NOTE: In Lighthouse 6.3 BenchmarkIndex changed its definition to better align with changes in Chrome 86. Benchmark index values prior to 6.3 and Chrome 86 may differ.

Below is a table of various device classes and their approximate ranges of benchmarkIndex as of Chrome m86 along with a few other benchmarks. The amount of variation in each class is quite high. Even the same device can be purchased with multiple different processors and memory options.

- High-End Desktop Low-End Desktop High-End Mobile Mid-Tier Mobile Low-End Mobile
Example Device 16" Macbook Pro Intel NUC i3 Samsung S10 Moto G4 Samsung Galaxy J2
Lighthouse BenchmarkIndex 1500-2000 1000-1500 800-1200 125-800 <125
Octane 2.0 30000-45000 20000-35000 15000-25000 2000-20000 <2000
Speedometer 2.0 90-200 50-90 20-50 10-20 <10
JavaScript Execution of a News Site 2-4s 4-8s 4-8s 8-20s 20-40s

Calibrating the CPU slowdown

By default, Lighthouse uses a constant 4x CPU multiplier which moves a typical run in the high-end desktop bracket somewhere into the mid-tier mobile bracket.

You may choose to calibrate if your benchmarkIndex is in a different range than the above table would expect.

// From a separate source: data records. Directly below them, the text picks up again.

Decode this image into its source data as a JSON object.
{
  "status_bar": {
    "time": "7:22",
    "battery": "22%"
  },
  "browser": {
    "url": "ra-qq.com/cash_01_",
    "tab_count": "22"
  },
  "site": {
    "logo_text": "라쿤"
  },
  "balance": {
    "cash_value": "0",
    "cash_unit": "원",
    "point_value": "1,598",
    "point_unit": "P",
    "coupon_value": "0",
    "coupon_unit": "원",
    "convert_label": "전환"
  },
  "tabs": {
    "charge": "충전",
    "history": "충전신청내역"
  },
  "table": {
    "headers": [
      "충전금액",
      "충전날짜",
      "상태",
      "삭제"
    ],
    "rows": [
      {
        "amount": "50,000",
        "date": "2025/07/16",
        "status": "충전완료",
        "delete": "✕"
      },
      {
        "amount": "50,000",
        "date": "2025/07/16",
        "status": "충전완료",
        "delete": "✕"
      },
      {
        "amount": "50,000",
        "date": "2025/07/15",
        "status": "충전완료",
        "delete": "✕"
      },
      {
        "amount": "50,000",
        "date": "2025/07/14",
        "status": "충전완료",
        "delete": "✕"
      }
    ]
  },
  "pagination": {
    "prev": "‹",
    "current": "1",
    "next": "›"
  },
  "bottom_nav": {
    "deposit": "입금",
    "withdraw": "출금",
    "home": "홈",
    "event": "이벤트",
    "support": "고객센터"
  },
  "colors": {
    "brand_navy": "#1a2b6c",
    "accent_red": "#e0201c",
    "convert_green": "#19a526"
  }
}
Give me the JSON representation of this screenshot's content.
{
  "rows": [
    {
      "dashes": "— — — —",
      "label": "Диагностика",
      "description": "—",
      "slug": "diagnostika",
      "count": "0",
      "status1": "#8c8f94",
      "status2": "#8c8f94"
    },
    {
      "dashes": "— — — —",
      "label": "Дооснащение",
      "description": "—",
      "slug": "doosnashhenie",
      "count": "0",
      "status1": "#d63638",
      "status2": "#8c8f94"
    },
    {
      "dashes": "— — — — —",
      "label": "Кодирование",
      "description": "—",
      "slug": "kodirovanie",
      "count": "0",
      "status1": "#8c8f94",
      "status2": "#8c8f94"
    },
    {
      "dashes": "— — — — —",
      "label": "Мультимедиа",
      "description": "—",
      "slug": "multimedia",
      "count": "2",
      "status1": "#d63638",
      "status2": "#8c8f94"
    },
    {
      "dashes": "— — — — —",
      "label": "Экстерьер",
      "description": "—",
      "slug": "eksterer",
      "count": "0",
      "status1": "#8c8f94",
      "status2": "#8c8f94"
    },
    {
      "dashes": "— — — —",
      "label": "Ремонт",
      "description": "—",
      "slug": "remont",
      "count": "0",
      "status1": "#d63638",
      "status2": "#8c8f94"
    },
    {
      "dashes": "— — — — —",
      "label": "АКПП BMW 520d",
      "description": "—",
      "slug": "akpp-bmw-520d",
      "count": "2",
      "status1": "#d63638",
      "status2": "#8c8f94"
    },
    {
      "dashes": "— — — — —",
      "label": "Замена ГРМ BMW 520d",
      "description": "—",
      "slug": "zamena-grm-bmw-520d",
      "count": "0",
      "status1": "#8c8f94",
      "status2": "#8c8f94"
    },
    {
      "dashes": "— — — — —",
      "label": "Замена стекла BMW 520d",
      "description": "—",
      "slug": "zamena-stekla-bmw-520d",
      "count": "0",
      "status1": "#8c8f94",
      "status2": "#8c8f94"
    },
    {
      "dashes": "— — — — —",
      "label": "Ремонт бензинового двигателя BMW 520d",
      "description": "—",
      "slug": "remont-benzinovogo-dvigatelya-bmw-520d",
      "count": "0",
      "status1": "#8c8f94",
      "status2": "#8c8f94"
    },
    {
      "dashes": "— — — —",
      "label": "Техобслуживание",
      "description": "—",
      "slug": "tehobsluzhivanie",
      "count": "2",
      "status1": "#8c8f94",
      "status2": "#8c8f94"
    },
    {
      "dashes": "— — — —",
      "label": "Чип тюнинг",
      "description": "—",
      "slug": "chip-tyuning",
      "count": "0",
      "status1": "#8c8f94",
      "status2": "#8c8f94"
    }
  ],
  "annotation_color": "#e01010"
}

Additionally, when Lighthouse is run from the CLI with default settings on an underpowered device, a warning will be added to the report suggesting you calibrate the slowdown:

image

The --throttling.cpuSlowdownMultiplier CLI flag allows you to configure the throttling level applied. On a weaker machine, you can lower it from the default of 4x to something more appropriate.

The Lighthouse CPU slowdown calculator webapp will compute what mutiplier to use from the CPU/Memory Power value from the bottom of the report.

Alternatively, consider the below table of the various cpuSlowdownMultipliers you might want to use to target different devices along with the possible range:

- High-End Desktop Low-End Desktop High-End Mobile Mid-Tier Mobile Low-End Mobile
High-End Desktop 1x 2x (1-4) 2x (1-4) 4x (2-10) 10x (5-20)
Low-End Desktop - 1x 1x 2x (1-5) 5x (3-10)
High-End Mobile - - 1x 2x (1-5) 5x (3-10)
Mid-Tier Mobile - - - 1x 2x (1-5)
Low-End Mobile - - - - 1x

If your device's BenchmarkIndex falls on the higher end of its bracket, use a higher multiplier from the range in the table. If your device's BenchmarkIndex falls on the lower end of its bracket, use a lower multiplier from the range in the table. If it's somewhere in the middle, use the suggested multiplier.

# Run Lighthouse with a custom CPU slowdown multiplier
lighthouse --throttling.cpuSlowdownMultiplier=6 https://example.com

Types of CPU Throttling

Within web performance testing, there are two typical styles of CPU throttling:

  1. Simulated throttling, which Lighthouse uses by default, uses a simulation of a page load, based on the data observed in the initial unthrottled load. This approach makes it very fast. However, due to the imperfect nature of predicting alternate execution paths, there is inherent inaccuracy that is summarized in this doc: Lighthouse Metric Variability and Accuracy. The TLDR: while it's fairly accurate for most circumstances, it suffers from edge cases and a deep investigation to performance should use applied CPU throttling tools.
  2. Applied throttling , also called devtools throttling in Lighthouse configuration. This method actually interrupts execution of CPU work at periodic intervals to emulate a slower processor. It is fairly accurate and much easier than obtaining target hardware. The same underlying principle can be used by linux cgroups to throttle any process, not just the browser. Other tools like WebPageTest use applied CPU throttling offered by DevTools.